    I can't work with such an unreliable, pre-programmed win 7 'shut-down' default. We're trying to run a business, but then you wouldn't use MSN and innovation in the same sentence, so we switched to Open Office

  • Erick

    It really sucks. I can`t save my document pressing CTRL + S. In my coutry, we have to press CTRL + B. Other shortcuts sucks too.

  • Stevesky

    At my Copy and Print store we often get customer files made in Word. I've yet to see any DOC file representing what the customer has created on his computer. Adobe knows more about Word than Microsoft apparently. Converting to a PDF using Acrobat PRO always gives satisfactory proofs, i.e. fonts & sizes, photo layouts and pagination. Occasionally, I'll convert to an EPS format when that fails.

  • Ian Bridge

    I have a different take: My challenge to anyone is to show me a single redeeming feature of word. If you want to want to type text it i fine, if you want to format something, (and I mean anything) word fails the test.

  • Chris

    Neither the author nor any commentors have yet mentioned Windows Live Writer (part of Windows Live Essentials).  Wikipedia describes Windows Live Writer as:

    "Windows Live Writer, developed by Microsoft, is a desktop blog-publishing application that is part of the Windows Live range of products. It features WYSIWYG authoring, photo-publishing and map-publishing functionality, and is currently compatible with Windows Live Spaces, SharePoint blogs, Blogger, LiveJournal, TypePad, WordPress, Telligent Community, PBlogs.gr, JournalHome, the MetaWeblog API, the Movable Type API, Blogengine, Squarespace, and all blogs that support RSD (Really Simple Discoverability)."

    It sounds like this may be the right tool for the job.  The downside is that I'm not sure if Microsoft will be continuing support of this product with all of up upcoming changes, but I wanted to at least point out that they had created a product specifically for the niche you're referring to.

    I'm not saying Word couldn't use some other improvements, but I think you have to start by recognizing what it was designed for.  I've seen people make similar complaints about Excel when people don't recognize that what they really want is a database - in that case use Access.  As users we have to take some responsibility for selecting the right tool for the job.

  • Alan Ralph

    For blog-writing, I suspect that most people do that directly within the blogging platform that their site uses if it's a short post, or else use a text editor if it's a longer one.

    I actually had to go check to confirm that Live Writer is still available, as I've not heard anything about it in years.

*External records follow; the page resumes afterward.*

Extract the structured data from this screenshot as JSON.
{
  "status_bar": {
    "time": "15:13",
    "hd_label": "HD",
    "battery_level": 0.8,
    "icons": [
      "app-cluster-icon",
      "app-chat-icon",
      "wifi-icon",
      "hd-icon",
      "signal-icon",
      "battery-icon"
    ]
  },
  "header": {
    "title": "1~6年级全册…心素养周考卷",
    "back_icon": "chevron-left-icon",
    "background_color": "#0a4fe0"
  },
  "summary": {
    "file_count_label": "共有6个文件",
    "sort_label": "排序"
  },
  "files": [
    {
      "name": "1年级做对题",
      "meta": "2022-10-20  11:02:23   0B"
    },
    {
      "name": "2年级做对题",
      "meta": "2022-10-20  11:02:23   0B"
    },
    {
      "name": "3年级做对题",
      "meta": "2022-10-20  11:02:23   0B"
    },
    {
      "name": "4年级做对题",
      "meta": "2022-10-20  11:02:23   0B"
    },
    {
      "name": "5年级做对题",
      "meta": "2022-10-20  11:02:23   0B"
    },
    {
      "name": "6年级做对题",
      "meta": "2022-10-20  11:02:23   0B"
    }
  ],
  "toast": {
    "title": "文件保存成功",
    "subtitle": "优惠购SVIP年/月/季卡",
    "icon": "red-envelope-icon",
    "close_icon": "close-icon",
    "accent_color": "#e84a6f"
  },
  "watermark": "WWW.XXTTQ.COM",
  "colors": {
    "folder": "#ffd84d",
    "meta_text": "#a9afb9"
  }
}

Looks like the most recent version is two years old now, and although it does run on Windows 8 it's still a desktop rather than Modern app.

    As for Access... I still have nightmares about previous versions of that application. shudder I hope that it has improved now, but as it doesn't appear to get the attention that Word, Excel and Powerpoint receive from Microsoft developers, I have my doubts.

  • Francine Ziev

    As Nathan Hornby notes below, one of my pet peeves with Word is the inclusion of layout and graphics features. As a designer, and fairly bright person, even I struggle with making these "features" work. I watch typical users tear their hair out. Word has gotten bloated -- a victim of feature creep. I think it has value for long text docs with references and footnotes, etc. But trying to use it for newsletters, brochures, and other more "designy" projects is a mistake. Use Publisher, if you have to (or better, hire a professional designer to do the job right) and leave Word for words only.

  • Joesteinhardt


    Are you KIDDING!?

    I really shouldn't rise to such an absurd statement, Word 2010 and Word 2.0 are utterly different, and if you don't already know that, there is no hope for you. I could write a list of one hundred things, but here's just two:

    1. Tracked changes - get over the fact that deletions are red - you can customize the colour of them. If you don't want tracked changes, don't use them, if you need them, you NEED them. They've continued to improve with each version too, with moves, format changes, etc.

    2. VBA. Word is so massively customizable thanks to this feature. Maybe you're not a programmer, but there's no excuse for not learning how to record macros. If Word hasn't improved, why don't YOU improve it?